Wednesday, May 9, 2012

Using Static Methods on a Class

Static Methods are functions that can be called from a class without creating that object.  From python.org - "A static method does not receive an implicit first argument"
This means basically that it is not dependent on the class from within it resides, but it is an associated function to the overall class. 

Take the example below:
import arcpy
import os
class StaticExample(object):

    def __init__(self,*argv):
        '''
        Constructor
        '''
        pass
    @staticmethod
    def createSDEFromConnectionInfo(folderName,
                           fileName,
                           serverName,
                           serviceName,
                           databaseName,
                           username,
                           password,
                           versionName,
                           saveUserInfo,
                           saveVersionInfo,
                           authType,
                           overwriteExisting=True):
        """
            Static Method To Create an SDE Connection File
            Inputs:
                folderName - The folder path where the .sde file will be stored.
                fileName -  The name of the ArcSDE Connection file. Use the .sde file extension.
                serverName - The ArcSDE Server machine name.
                serviceName - The ArcSDE Service name or TCP port number.
                databaseName - For non-Oracle databases only. The DBMS database to connect to.
                username - Database username to connect with using Database Authentication.
                password - The database user password when using Database Authentication.
                versionName -  The Geodatabase version to connect to.
                saveUserInfo - SAVE_USERNAME —Save the username and password in the connection file.
                               DO_NOT_SAVE_USERNAME —Do not save the username and password in the file.
                               Every time you attempt to connect using the file you will be prompted for
                               the username and password.
                saveVersionInfo - SAVE_VERSION —Save the version name in the connection file.
                                  DO_NOT_SAVE_VERSION —Do not save the version name in the connection file.
                                  Without the version name being saved with the file you will be prompted
                                  for the version to connect to each time you access the connection file.
                authType - Either DATABASE_AUTH or OPERATING_SYSTEM_ATUH - forms of authentication
                overwriteExisting - Tells the function if it can overwrite the .sde file.
        """
        if overwriteExisting == True and \
           os.path.isfile(folderName + os.sep + fileName) == True:
            os.remove(folderName + os.sep + fileName)
        arcpy.CreateArcSDEConnectionFile_management (folderName, fileName,
                                                     serverName, serviceName,
                                                     databaseName, authType,
                                                     username, password,
                                                     saveUserInfo, versionName,
                                                     saveVersionInfo)

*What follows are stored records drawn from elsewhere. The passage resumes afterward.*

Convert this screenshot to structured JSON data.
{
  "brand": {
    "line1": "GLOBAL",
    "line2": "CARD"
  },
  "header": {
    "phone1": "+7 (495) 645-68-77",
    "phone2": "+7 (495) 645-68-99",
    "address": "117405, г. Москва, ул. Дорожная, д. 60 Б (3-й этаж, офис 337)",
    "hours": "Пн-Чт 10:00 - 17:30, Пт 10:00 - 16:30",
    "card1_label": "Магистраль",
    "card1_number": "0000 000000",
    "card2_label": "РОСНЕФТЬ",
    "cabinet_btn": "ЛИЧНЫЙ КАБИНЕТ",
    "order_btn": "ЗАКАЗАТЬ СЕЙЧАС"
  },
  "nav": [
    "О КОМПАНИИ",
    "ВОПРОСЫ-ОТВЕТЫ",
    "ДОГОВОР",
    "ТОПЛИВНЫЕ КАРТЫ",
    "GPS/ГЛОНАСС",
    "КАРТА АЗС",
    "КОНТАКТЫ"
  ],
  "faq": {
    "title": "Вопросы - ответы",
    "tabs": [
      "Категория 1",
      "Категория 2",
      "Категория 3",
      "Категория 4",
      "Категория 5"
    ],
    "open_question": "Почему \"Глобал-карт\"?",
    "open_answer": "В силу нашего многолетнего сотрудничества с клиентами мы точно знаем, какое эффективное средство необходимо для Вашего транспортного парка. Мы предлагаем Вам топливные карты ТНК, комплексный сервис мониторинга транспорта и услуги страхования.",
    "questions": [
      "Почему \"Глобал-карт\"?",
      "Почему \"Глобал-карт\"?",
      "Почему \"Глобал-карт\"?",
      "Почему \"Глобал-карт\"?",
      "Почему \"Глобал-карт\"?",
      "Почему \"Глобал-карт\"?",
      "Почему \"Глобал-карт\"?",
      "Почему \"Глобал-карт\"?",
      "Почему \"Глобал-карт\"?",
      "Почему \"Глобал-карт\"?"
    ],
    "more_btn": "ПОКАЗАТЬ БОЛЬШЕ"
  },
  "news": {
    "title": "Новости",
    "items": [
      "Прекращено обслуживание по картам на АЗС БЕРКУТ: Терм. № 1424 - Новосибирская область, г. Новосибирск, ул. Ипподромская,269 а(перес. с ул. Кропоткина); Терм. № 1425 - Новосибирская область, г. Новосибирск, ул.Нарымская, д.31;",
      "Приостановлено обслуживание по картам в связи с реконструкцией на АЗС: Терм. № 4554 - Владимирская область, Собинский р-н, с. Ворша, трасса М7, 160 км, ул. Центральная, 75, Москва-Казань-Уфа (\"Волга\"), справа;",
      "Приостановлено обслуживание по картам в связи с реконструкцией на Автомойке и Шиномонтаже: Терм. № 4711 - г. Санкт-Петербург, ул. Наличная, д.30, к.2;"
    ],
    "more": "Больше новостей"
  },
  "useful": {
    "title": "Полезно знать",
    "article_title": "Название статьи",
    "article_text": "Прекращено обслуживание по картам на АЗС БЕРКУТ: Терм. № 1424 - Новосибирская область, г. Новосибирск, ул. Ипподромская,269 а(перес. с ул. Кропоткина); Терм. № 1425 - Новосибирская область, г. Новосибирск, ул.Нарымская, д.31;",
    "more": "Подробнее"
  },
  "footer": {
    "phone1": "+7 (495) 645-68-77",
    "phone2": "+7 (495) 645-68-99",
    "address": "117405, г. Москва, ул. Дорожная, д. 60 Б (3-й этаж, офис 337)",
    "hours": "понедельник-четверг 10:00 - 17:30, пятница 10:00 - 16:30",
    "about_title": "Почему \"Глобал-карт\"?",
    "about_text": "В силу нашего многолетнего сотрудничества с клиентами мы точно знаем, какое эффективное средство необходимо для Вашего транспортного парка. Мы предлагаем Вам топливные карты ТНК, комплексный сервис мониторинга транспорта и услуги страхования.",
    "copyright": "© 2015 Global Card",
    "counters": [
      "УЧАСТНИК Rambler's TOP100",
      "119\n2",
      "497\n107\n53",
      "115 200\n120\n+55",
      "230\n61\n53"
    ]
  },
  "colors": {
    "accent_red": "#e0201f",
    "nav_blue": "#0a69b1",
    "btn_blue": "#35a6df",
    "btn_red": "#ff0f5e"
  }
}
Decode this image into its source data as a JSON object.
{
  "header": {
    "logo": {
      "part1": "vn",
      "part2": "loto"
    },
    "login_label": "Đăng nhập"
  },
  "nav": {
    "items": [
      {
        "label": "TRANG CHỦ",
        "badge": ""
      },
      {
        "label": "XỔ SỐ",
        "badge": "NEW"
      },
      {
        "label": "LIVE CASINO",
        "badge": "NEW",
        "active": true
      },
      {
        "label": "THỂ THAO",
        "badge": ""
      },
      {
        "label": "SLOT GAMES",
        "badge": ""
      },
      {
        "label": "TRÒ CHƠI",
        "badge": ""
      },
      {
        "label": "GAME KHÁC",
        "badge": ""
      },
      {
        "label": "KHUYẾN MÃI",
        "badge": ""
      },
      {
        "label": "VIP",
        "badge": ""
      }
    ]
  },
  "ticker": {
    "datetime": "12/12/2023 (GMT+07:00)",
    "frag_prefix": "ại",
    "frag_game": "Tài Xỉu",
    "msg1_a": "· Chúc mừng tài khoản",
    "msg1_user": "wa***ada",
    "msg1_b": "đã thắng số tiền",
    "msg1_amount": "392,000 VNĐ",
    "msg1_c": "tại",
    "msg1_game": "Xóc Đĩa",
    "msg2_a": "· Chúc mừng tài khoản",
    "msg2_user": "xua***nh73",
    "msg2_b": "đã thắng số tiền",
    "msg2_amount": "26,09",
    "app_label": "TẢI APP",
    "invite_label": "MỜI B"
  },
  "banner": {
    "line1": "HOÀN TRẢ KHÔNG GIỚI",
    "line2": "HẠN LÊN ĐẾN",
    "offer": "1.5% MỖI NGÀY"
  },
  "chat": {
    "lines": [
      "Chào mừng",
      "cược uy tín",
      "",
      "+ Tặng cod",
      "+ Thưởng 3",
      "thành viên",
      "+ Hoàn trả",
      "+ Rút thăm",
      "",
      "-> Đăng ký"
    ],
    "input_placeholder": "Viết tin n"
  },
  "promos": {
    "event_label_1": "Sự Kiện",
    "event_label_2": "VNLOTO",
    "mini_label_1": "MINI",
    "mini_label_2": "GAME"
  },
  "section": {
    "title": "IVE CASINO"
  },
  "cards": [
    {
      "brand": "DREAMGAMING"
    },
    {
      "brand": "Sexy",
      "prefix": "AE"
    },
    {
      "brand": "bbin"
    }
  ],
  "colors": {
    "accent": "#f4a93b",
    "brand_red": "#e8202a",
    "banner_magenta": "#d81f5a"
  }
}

To declare your static method, use the descriptor tag @staticmethod.  This tells the class that this function does not need to know about itself.  Using the function is easy:

print StaticExample.createSDEFromConnectionInfo(parm1,param2,....)
>>> c:\temp\mysde.sde


It sometimes is helpful to have functions that are associated with a class be accessible without creating the class object. Some would say just put the function in the .py file outside the class, but then you lose the ability of inheritance on that function.

Happy Coding

2 comments:

Allan said...

I think this would be better implemented as just a function. In the case of putting the function "outside the class", you'd still have access to the function when you import the python module that contains it.

In this case it's being used as a function, so the extra lines of code only adds overhead.

Andrew said...

I understand what you are saying, but if a function belongs to a specific class and is associated with the functionality of the class as shown, then it should be inside the class as a static method.
Also if you are building collections of classes, functions, etc.. and you don't want just that functionality to be imported but rather the whole class, then that is another reason to do it that way.